- _Task to complete_
Only the lines holding "Dados" are wanted; find them in the listing and return each one.
━━━━━━━━━━
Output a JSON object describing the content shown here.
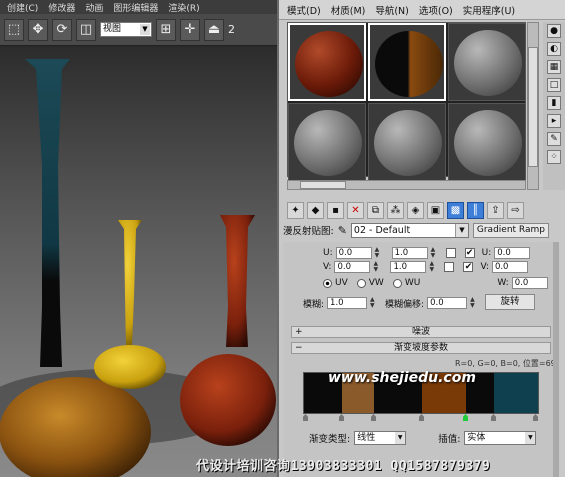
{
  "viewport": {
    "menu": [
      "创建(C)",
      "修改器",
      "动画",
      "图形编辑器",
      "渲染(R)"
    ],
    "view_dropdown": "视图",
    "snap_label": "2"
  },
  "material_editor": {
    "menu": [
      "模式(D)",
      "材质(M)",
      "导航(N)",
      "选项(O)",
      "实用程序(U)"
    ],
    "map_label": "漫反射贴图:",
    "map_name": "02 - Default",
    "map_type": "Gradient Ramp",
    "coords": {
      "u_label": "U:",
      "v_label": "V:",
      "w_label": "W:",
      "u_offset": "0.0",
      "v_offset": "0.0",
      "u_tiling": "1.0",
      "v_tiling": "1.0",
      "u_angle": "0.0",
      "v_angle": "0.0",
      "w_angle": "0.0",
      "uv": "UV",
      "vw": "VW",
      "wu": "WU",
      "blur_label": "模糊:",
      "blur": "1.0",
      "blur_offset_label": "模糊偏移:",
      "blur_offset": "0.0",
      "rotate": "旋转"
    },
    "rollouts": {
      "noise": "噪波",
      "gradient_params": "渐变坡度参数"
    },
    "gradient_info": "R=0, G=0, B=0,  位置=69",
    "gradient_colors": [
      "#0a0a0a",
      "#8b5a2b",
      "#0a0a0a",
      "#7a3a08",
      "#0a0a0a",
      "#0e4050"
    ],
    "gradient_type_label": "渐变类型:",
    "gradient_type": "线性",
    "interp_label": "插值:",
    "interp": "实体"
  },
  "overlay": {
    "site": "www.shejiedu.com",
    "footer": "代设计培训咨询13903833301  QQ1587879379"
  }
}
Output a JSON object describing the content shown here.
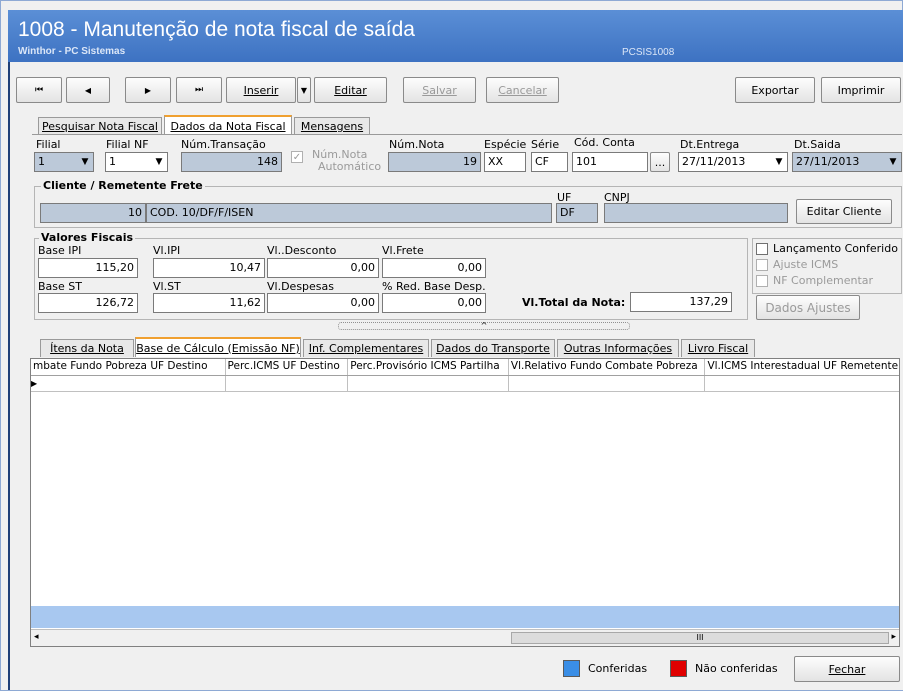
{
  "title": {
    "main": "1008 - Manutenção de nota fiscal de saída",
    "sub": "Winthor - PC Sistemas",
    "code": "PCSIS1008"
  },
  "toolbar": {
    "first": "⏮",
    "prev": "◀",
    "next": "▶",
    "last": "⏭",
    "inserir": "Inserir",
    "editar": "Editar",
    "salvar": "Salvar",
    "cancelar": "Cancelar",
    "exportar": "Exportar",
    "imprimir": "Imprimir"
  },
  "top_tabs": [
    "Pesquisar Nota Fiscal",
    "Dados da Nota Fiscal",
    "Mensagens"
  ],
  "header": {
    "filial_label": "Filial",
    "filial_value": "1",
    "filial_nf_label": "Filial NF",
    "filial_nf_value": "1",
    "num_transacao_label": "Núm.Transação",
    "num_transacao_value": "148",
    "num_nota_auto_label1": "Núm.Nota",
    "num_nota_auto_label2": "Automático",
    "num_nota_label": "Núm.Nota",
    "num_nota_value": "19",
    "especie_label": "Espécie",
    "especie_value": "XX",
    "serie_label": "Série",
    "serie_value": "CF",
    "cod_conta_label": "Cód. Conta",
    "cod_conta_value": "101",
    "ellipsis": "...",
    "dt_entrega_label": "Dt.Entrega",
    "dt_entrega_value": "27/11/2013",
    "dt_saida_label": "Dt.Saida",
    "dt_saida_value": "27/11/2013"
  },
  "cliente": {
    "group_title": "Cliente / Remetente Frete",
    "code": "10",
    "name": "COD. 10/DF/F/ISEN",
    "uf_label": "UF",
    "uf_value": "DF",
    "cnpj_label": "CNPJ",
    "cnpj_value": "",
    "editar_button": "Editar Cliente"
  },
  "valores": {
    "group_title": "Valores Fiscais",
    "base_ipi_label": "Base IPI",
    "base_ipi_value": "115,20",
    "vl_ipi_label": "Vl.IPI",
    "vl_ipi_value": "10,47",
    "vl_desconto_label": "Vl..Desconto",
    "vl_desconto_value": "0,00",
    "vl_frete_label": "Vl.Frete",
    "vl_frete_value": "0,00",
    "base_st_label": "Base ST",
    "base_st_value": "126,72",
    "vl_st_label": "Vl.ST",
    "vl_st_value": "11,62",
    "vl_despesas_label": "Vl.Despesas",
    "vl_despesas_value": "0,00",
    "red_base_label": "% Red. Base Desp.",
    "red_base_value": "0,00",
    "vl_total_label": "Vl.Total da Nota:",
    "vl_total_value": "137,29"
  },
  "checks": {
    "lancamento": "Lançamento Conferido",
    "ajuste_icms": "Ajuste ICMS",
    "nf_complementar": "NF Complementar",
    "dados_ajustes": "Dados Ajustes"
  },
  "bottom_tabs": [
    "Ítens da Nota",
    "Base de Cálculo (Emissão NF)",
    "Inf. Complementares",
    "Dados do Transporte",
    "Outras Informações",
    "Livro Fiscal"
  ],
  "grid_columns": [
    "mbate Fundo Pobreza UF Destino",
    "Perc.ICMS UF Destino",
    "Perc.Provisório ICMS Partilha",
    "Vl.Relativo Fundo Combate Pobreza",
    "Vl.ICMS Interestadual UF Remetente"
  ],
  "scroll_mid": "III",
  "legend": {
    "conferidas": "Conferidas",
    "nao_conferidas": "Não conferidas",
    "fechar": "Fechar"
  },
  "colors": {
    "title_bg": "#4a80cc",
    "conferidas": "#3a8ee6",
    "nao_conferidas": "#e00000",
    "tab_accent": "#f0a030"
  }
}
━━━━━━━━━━
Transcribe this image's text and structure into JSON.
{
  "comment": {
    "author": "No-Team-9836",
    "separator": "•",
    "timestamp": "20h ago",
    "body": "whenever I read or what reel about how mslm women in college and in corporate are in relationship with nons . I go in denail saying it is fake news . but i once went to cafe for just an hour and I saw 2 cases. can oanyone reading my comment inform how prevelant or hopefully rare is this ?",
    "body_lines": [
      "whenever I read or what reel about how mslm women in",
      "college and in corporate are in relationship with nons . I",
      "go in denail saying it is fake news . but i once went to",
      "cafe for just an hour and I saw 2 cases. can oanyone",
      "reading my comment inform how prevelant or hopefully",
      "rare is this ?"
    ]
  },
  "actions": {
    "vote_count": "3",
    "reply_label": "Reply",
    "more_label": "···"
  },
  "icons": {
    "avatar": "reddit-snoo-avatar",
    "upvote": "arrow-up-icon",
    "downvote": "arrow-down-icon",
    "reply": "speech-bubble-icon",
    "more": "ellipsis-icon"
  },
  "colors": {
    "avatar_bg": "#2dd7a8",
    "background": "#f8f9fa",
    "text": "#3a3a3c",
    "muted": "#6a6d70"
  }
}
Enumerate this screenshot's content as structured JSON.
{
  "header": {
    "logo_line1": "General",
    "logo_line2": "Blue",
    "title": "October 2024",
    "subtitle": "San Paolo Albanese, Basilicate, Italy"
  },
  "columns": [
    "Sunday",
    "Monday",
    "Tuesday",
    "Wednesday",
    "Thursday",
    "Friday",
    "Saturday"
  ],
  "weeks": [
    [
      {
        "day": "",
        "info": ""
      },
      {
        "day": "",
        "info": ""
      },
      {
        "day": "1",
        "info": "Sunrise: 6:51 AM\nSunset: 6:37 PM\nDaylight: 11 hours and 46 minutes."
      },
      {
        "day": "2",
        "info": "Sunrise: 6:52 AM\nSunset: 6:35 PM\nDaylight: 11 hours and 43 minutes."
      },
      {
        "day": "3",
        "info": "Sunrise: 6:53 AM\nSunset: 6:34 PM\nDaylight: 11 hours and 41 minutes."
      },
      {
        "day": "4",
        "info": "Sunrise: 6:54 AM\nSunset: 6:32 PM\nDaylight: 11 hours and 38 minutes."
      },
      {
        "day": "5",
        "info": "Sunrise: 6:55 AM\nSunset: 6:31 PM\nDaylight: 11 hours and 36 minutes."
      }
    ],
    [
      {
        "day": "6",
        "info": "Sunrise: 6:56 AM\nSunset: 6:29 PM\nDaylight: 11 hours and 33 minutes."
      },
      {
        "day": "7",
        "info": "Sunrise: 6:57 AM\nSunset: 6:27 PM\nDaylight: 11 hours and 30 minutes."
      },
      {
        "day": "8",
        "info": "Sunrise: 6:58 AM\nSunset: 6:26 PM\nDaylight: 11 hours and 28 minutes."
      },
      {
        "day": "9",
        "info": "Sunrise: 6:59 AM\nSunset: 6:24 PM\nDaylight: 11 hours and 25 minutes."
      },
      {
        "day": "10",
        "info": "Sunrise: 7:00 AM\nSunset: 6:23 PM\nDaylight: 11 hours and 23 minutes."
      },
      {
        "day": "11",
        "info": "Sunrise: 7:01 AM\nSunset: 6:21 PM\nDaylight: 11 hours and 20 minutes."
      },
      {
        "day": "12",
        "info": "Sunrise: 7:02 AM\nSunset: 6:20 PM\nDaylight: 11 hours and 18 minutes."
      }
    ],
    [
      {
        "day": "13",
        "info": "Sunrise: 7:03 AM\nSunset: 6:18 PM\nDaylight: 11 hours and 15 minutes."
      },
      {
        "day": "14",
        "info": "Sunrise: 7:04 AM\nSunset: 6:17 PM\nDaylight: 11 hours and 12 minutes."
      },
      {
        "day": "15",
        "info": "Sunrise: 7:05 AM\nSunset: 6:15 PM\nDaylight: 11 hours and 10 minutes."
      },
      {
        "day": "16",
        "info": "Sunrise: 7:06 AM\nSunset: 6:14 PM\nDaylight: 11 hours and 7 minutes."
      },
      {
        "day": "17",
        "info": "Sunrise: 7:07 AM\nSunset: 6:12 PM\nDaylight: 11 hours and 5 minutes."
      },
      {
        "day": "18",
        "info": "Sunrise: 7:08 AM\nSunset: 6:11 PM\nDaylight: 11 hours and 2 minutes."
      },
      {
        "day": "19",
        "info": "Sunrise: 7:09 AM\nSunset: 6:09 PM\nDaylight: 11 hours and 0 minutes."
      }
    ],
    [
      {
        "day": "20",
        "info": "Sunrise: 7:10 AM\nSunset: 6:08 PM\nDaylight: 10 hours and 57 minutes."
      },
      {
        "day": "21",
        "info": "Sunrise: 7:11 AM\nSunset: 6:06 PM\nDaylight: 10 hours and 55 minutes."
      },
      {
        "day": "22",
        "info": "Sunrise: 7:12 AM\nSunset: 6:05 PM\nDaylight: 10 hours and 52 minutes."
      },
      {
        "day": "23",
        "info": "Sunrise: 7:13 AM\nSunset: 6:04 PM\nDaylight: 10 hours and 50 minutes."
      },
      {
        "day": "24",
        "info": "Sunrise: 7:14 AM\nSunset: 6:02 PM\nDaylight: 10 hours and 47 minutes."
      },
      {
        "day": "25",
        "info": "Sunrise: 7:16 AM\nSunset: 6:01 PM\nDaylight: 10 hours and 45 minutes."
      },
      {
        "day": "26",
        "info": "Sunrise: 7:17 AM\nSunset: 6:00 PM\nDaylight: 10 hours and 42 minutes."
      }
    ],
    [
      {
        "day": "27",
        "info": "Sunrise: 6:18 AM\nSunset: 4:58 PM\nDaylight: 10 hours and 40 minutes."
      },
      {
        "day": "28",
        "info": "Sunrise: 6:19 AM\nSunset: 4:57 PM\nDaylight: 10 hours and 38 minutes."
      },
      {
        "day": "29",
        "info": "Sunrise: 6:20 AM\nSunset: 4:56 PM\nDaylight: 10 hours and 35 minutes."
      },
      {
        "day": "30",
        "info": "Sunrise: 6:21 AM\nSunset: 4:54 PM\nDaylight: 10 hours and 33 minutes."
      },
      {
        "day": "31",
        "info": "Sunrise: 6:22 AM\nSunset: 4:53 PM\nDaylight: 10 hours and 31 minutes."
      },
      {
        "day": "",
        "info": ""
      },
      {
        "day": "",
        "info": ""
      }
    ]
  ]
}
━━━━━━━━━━
- _Finished exercise_
    "Dados da Nota Fiscal",
    "dados_ajustes": "Dados Ajustes"
    "Dados do Transporte",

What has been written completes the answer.